Please return the full listing below without altering anything.

*** Opening RAW DATA ***

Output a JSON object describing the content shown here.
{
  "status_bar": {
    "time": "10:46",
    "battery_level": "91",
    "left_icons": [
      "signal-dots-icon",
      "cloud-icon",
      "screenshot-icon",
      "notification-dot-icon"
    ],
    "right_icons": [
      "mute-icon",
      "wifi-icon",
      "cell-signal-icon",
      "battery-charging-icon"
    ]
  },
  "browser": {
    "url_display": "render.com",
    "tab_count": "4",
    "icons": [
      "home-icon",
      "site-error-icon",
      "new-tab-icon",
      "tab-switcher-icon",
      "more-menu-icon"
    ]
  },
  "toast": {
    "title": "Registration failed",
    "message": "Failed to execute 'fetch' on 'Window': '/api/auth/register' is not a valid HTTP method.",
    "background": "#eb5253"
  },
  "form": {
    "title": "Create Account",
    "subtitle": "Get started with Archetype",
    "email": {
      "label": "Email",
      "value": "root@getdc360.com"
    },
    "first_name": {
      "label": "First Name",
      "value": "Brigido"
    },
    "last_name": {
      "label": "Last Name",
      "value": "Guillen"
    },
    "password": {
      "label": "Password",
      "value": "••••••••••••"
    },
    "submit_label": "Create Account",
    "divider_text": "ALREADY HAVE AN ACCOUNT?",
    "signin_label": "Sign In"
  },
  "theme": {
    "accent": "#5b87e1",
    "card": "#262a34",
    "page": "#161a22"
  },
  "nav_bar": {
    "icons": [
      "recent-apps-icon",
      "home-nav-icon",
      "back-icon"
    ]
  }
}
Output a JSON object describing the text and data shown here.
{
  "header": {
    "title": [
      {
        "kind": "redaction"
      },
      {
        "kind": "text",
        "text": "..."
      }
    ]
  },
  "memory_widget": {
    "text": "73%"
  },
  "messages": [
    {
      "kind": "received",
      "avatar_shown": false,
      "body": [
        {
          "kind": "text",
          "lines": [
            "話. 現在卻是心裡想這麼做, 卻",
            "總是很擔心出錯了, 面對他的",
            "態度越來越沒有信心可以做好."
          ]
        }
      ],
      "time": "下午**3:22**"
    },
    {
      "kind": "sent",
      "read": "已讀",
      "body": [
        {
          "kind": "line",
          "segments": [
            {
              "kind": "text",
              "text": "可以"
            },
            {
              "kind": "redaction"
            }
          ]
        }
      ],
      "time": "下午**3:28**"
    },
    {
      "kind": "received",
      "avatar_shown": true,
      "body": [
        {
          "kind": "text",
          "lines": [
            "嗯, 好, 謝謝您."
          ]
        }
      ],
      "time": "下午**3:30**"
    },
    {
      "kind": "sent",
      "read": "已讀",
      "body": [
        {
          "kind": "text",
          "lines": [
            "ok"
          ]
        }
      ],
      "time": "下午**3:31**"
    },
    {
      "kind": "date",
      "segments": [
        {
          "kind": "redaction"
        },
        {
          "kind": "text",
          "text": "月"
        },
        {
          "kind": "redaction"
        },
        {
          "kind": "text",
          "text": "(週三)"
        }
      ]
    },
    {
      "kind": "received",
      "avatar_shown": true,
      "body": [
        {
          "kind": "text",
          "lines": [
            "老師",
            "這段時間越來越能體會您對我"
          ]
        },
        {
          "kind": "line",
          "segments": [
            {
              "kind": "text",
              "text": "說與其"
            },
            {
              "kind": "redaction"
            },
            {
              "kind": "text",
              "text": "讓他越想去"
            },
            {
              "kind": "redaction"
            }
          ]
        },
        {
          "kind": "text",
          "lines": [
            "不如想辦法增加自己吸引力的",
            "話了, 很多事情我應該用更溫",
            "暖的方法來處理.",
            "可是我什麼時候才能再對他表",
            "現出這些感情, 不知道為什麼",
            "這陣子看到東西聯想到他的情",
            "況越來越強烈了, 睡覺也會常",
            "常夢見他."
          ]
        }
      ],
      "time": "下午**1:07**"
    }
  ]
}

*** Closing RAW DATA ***

REPLY:
Output a JSON object describing the content shown here.
{
  "status_bar": {
    "time": "10:46",
    "battery_level": "91",
    "left_icons": [
      "signal-dots-icon",
      "cloud-icon",
      "screenshot-icon",
      "notification-dot-icon"
    ],
    "right_icons": [
      "mute-icon",
      "wifi-icon",
      "cell-signal-icon",
      "battery-charging-icon"
    ]
  },
  "browser": {
    "url_display": "render.com",
    "tab_count": "4",
    "icons": [
      "home-icon",
      "site-error-icon",
      "new-tab-icon",
      "tab-switcher-icon",
      "more-menu-icon"
    ]
  },
  "toast": {
    "title": "Registration failed",
    "message": "Failed to execute 'fetch' on 'Window': '/api/auth/register' is not a valid HTTP method.",
    "background": "#eb5253"
  },
  "form": {
    "title": "Create Account",
    "subtitle": "Get started with Archetype",
    "email": {
      "label": "Email",
      "value": "root@getdc360.com"
    },
    "first_name": {
      "label": "First Name",
      "value": "Brigido"
    },
    "last_name": {
      "label": "Last Name",
      "value": "Guillen"
    },
    "password": {
      "label": "Password",
      "value": "••••••••••••"
    },
    "submit_label": "Create Account",
    "divider_text": "ALREADY HAVE AN ACCOUNT?",
    "signin_label": "Sign In"
  },
  "theme": {
    "accent": "#5b87e1",
    "card": "#262a34",
    "page": "#161a22"
  },
  "nav_bar": {
    "icons": [
      "recent-apps-icon",
      "home-nav-icon",
      "back-icon"
    ]
  }
}
Output a JSON object describing the text and data shown here.
{
  "header": {
    "title": [
      {
        "kind": "redaction"
      },
      {
        "kind": "text",
        "text": "..."
      }
    ]
  },
  "memory_widget": {
    "text": "73%"
  },
  "messages": [
    {
      "kind": "received",
      "avatar_shown": false,
      "body": [
        {
          "kind": "text",
          "lines": [
            "話. 現在卻是心裡想這麼做, 卻",
            "總是很擔心出錯了, 面對他的",
            "態度越來越沒有信心可以做好."
          ]
        }
      ],
      "time": "下午**3:22**"
    },
    {
      "kind": "sent",
      "read": "已讀",
      "body": [
        {
          "kind": "line",
          "segments": [
            {
              "kind": "text",
              "text": "可以"
            },
            {
              "kind": "redaction"
            }
          ]
        }
      ],
      "time": "下午**3:28**"
    },
    {
      "kind": "received",
      "avatar_shown": true,
      "body": [
        {
          "kind": "text",
          "lines": [
            "嗯, 好, 謝謝您."
          ]
        }
      ],
      "time": "下午**3:30**"
    },
    {
      "kind": "sent",
      "read": "已讀",
      "body": [
        {
          "kind": "text",
          "lines": [
            "ok"
          ]
        }
      ],
      "time": "下午**3:31**"
    },
    {
      "kind": "date",
      "segments": [
        {
          "kind": "redaction"
        },
        {
          "kind": "text",
          "text": "月"
        },
        {
          "kind": "redaction"
        },
        {
          "kind": "text",
          "text": "(週三)"
        }
      ]
    },
    {
      "kind": "received",
      "avatar_shown": true,
      "body": [
        {
          "kind": "text",
          "lines": [
            "老師",
            "這段時間越來越能體會您對我"
          ]
        },
        {
          "kind": "line",
          "segments": [
            {
              "kind": "text",
              "text": "說與其"
            },
            {
              "kind": "redaction"
            },
            {
              "kind": "text",
              "text": "讓他越想去"
            },
            {
              "kind": "redaction"
            }
          ]
        },
        {
          "kind": "text",
          "lines": [
            "不如想辦法增加自己吸引力的",
            "話了, 很多事情我應該用更溫",
            "暖的方法來處理.",
            "可是我什麼時候才能再對他表",
            "現出這些感情, 不知道為什麼",
            "這陣子看到東西聯想到他的情",
            "況越來越強烈了, 睡覺也會常",
            "常夢見他."
          ]
        }
      ],
      "time": "下午**1:07**"
    }
  ]
}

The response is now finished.